JL: Once a refiner can accurately estimate operations spend and its impact on future utilization targets, then we can apply financial models to figure out what their specific sweet spot is. Until recently, the industry hasn’t really been in a position to be able to model future utilization with varying scenarios of operational spend related to asset management. The next evolution of reliability, what we are calling Data-Driven Reliability, is enabling those types of utilization models to be realized today. For example, imagine being a refiner in the Tier 3 category of our study with the goal of becoming a Tier 1 operator. To achieve this goal, this refiner will need to set utilization targets, assess revenue gains, identify the cost of operations, and have its operations plans align with utilization targets. Once the operator accomplishes these objectives, they can then use this information to make strategic decisions that will improve profitability.
LM: There is not one single “sweet spot” for individual refiners to hit in terms of the amount spent on reliability. Different operations require different investments and upkeep; older assets may require more maintenance than newer assets. However, there are some takeaways that we gathered from our report that we could use as guidelines for the industry. For example, the average reliability spend in our analysis was 2% of annual revenue. As previously mentioned, there is a slight positive correlation between reliability spend and refinery utilization. Using average reliability spend levels gives us a general guideline of what companies should be shooting for in terms of how much money to invest in operations. However, this is going to differ from company to company – if a company cuts spend levels and faces operational difficulties, that is a sign that its maintenance should be more intensive. Operators with a high spend level should review their maintenance programs and use high-integrity data to identify areas where spending can be reduced.

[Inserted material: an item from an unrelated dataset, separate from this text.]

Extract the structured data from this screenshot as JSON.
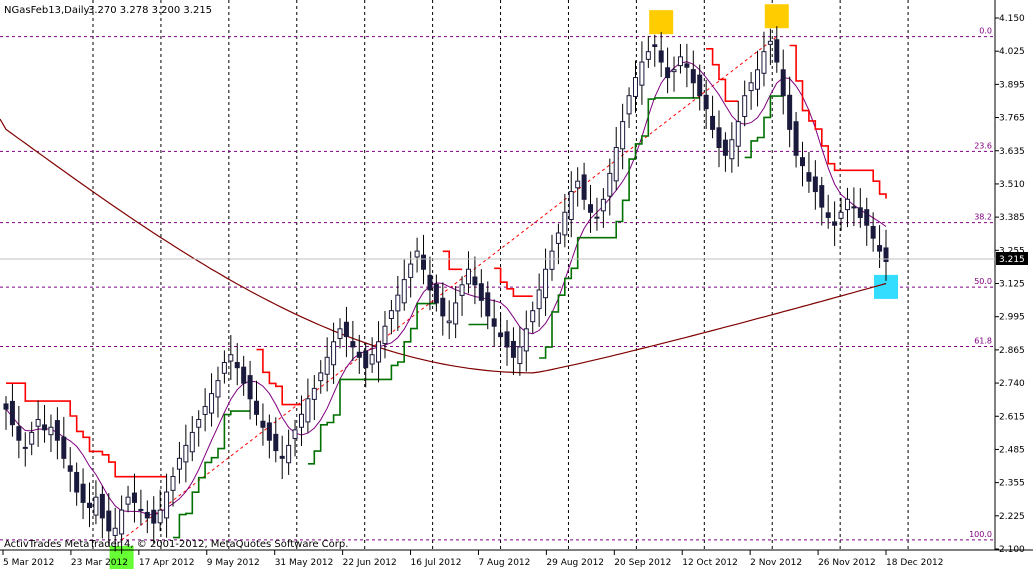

For further insight into the impact of reliability on the refining industry, download our Economics of Reliability Report or watch the below clip from our Economics of Reliability Roundtable.